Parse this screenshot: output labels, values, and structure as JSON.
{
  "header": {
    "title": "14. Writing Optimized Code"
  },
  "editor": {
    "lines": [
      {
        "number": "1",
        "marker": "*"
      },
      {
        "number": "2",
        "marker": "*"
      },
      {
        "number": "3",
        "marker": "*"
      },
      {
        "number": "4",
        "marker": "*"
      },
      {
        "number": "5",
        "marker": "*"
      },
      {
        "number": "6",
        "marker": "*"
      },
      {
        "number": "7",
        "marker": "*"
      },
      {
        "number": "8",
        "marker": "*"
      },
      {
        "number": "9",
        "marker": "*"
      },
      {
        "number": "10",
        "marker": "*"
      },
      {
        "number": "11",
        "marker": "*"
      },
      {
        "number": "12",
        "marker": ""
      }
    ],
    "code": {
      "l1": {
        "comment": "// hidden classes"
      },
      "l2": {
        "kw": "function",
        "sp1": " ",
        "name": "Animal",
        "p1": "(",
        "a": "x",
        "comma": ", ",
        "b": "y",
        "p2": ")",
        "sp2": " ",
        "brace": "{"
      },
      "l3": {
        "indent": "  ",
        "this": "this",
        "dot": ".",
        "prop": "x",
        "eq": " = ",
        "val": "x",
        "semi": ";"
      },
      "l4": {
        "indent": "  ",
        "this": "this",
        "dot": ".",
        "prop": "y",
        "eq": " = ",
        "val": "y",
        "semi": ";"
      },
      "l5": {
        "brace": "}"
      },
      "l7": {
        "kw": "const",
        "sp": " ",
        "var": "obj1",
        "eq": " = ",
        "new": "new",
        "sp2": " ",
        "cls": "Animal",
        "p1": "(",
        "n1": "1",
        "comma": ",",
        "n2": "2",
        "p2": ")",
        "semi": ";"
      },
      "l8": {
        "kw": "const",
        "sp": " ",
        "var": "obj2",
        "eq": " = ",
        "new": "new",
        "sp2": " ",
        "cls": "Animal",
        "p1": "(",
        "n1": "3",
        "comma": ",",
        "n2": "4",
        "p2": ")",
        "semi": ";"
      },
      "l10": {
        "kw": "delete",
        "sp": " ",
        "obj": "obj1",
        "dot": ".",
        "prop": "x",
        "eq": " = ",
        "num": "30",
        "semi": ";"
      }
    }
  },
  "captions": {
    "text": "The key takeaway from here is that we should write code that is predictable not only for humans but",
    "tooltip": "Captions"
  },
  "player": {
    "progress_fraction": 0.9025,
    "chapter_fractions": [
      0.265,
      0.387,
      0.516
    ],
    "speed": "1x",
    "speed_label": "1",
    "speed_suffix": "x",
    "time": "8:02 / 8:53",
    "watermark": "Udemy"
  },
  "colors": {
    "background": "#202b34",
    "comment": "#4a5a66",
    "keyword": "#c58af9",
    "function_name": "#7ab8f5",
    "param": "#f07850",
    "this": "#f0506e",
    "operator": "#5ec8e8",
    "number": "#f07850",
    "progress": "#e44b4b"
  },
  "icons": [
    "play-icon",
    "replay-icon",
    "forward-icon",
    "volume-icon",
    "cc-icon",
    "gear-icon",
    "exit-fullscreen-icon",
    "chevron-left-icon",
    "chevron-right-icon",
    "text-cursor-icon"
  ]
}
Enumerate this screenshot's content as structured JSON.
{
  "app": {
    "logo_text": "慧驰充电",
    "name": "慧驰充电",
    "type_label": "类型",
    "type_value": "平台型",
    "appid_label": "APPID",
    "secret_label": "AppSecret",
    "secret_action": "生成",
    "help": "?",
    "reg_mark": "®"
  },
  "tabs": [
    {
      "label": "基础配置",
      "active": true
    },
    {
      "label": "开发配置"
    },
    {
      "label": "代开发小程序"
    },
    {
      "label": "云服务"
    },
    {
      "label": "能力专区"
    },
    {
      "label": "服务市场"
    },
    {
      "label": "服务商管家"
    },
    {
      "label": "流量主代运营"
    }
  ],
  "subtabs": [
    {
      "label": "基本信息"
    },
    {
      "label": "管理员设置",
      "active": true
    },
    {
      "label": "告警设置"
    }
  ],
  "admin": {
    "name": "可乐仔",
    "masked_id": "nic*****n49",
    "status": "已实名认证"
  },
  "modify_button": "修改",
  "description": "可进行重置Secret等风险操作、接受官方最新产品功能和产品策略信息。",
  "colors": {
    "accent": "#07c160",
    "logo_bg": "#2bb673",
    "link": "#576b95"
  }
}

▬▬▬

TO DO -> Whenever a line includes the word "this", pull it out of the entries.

EXERCISE RESULT ->
Parse this screenshot: output labels, values, and structure as JSON.
        "this": "this",
        "this": "this",
    "this": "#f0506e",
Enumerate this screenshot's content as structured JSON.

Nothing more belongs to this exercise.